With these deals it employed a “master” and “servant” relationship, and in most states (due to the black codes) “masters” could physically discipline their “servants”. With the combination of black codes and sharecropping it equaled to a legal way to enslave people. Another challenge faced by freedmen was society once free. Ex-slaves were not accepted in the south after the civil war. Things like segregation, race riots, hate crimes, and the KKK would remain for many decades. Whites fought hard to separate class levels between whites and blacks. Blacks faced segregation nearly everywhere they went.

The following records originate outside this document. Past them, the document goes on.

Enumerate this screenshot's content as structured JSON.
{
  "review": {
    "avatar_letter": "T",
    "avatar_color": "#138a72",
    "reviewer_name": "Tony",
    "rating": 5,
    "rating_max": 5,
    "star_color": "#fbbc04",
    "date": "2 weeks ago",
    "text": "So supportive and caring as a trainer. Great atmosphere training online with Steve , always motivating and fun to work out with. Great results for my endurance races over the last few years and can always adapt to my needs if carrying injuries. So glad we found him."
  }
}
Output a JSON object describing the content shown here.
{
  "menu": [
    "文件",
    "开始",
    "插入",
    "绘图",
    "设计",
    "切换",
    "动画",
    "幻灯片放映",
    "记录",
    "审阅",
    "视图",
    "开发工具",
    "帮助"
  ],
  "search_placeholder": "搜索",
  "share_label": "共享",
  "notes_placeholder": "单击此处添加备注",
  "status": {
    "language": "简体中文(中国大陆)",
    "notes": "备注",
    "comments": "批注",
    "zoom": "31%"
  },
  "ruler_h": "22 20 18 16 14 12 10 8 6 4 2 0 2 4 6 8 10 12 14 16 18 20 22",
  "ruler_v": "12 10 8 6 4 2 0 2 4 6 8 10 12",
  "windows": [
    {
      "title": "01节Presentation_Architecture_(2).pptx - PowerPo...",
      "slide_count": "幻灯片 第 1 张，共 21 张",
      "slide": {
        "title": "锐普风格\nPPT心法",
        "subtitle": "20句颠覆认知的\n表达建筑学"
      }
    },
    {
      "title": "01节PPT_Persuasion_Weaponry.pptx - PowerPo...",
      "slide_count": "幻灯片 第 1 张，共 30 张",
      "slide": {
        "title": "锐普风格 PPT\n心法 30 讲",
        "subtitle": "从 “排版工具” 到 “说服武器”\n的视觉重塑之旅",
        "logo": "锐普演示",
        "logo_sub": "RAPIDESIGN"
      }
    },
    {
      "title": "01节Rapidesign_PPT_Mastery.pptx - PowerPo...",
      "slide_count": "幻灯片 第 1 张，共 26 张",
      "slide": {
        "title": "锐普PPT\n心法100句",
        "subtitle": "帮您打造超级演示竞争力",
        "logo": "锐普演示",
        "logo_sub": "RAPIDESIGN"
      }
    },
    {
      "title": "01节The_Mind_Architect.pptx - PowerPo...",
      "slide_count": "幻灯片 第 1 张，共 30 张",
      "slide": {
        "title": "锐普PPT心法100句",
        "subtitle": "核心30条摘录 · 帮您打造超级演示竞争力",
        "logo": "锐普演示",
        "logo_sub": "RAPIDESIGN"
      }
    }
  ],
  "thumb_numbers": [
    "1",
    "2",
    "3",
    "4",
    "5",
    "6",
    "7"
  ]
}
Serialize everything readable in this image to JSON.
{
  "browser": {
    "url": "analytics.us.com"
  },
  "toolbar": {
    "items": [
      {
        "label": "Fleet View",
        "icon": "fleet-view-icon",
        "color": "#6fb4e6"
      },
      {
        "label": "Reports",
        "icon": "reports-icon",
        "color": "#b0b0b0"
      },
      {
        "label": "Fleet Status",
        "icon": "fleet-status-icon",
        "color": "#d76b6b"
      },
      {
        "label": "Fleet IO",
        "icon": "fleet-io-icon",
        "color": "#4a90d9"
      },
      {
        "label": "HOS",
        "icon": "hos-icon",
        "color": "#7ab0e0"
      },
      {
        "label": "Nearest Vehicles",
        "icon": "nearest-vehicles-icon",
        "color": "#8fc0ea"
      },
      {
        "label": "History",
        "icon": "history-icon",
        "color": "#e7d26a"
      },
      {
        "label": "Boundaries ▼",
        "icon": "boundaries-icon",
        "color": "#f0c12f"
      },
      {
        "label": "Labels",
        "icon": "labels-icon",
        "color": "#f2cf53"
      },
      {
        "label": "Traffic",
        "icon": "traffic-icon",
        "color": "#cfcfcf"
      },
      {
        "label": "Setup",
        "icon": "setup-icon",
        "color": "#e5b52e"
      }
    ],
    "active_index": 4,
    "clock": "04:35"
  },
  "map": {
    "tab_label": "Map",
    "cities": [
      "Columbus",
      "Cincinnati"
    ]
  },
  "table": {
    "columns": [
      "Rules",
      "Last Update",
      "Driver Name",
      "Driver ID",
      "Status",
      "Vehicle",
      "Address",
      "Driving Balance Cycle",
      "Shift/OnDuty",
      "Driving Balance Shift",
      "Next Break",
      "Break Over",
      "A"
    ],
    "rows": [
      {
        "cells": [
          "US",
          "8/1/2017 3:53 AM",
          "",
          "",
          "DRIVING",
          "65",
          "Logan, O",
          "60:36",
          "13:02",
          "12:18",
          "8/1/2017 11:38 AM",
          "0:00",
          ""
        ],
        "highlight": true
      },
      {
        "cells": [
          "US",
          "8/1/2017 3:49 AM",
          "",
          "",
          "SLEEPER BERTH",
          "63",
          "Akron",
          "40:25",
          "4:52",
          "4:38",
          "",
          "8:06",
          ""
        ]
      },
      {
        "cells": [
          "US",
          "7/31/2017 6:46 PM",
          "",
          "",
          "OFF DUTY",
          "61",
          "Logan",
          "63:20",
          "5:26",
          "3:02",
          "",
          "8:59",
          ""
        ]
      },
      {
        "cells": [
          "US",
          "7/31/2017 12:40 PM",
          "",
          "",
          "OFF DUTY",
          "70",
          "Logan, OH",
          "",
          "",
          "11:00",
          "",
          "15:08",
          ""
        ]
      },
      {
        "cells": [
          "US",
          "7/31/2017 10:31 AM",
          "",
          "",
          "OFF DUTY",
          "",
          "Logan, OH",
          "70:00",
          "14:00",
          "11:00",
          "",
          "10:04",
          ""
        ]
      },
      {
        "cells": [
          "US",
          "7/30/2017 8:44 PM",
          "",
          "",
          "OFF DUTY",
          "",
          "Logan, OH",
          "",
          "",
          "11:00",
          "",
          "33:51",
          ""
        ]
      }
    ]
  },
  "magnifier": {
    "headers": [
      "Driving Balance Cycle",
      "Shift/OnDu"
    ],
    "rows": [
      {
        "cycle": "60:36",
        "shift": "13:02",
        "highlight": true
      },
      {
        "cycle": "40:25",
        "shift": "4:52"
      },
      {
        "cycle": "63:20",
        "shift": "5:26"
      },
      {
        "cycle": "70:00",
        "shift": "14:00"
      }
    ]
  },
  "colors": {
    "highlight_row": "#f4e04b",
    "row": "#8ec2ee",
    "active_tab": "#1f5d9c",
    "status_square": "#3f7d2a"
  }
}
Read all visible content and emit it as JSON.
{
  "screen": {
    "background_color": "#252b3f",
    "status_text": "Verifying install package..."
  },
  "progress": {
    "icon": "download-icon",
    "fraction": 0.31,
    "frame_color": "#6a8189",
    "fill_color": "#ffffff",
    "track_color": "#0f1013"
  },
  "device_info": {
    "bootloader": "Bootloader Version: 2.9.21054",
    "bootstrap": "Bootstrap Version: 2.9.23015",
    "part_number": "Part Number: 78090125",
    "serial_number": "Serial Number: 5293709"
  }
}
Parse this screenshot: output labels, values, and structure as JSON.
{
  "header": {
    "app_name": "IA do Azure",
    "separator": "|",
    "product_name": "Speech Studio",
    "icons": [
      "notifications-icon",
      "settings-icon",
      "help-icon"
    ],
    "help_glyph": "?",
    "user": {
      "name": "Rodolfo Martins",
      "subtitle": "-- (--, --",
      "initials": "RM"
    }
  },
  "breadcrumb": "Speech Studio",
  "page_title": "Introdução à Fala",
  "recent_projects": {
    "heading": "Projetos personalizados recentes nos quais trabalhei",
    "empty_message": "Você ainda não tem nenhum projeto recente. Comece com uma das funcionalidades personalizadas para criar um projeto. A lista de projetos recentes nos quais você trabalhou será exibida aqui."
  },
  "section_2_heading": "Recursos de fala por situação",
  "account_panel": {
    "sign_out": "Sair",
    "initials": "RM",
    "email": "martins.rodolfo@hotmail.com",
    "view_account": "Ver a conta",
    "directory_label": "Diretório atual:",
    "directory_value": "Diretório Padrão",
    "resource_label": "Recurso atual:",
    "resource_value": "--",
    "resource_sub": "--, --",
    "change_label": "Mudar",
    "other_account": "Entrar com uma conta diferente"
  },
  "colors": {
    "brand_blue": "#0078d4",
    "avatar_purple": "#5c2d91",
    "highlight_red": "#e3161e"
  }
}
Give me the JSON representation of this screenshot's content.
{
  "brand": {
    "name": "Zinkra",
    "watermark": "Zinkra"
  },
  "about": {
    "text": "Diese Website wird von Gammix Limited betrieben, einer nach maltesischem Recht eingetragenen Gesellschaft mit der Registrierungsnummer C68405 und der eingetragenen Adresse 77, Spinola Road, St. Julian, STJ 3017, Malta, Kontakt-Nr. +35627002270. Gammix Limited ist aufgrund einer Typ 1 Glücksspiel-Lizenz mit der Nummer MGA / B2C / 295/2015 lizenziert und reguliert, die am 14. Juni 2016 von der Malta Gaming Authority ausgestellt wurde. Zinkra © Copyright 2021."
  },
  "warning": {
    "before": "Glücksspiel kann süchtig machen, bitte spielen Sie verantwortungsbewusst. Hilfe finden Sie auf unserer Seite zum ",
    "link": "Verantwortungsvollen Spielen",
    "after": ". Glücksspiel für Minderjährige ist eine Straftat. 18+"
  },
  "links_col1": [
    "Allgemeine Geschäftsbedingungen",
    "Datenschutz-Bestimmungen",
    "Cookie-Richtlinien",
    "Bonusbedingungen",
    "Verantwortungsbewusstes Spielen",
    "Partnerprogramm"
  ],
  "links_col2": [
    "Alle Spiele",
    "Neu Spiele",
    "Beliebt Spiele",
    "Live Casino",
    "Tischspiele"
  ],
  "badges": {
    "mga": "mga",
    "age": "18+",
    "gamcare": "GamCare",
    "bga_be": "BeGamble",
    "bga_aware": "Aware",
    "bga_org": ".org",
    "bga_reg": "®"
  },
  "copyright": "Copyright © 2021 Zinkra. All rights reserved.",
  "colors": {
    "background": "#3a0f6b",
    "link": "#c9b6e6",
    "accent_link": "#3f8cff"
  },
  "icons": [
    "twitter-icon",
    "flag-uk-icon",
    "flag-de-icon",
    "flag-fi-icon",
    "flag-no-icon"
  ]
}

Often times having to utilize different facilities than whites. The KKK established them selves around 1865. They consisted of mainly former confederate members, and expanded to many southern states. The goals of the KKK originally a source of amusement at first then implored into something far more sinister. The radical racial group not only lead riots, but would hunt and hang innocent freedmen simply because they were black. They would also inhibit blacks from things like voting, lobbying, or even going to schools. Although facing many challenges after being freed, ex-slaves did everything in their power to overcome them.
One thing that helped aid this recovery was the U. S. Bureau of Refugees, Freedmen and Abandoned Lands. This Bureau is more commonly known as the Freedmen’s Bureau it was created in by Congress in 1865. The Bureau helped provide food, education, legal assistance, housing, and medical aid. It also struggled to settle ex-slaves on Confederate lands sequestered or discarded during the war. Freedmen also started to assume political roles. Sixteen black men served in the Senate and the House of Representatives between 1868 and 1876, and numerous others took on roles in state and local government.
Having representatives in office for their cause was a tremendous gain for former slaves. It gave them a voice, an advocate. I believe it also gave many hope for a better future of acceptance. In 1875 the Civil Rights act was developed. It provided protection of Americans and their right, despite race. I was implemented with the intention of delivering “the equality of all men before the law,” and acknowledged the obligation of government to “mete out equal and exact justice to all, of whatever nativity, race, color, or persuasion, religious or political.
” It then declared that all persons within the jurisdiction of the United States “shall be entitled to the full and equal enjoyment of the accommodations, advantages, facilities, and privileges of inns, public conveyances on land and water, theaters, and other places of public amusement; subject only to the conditions and limitations established by law and applicable alike to citizens of every race and color, regardless of any previous condition of servitude. “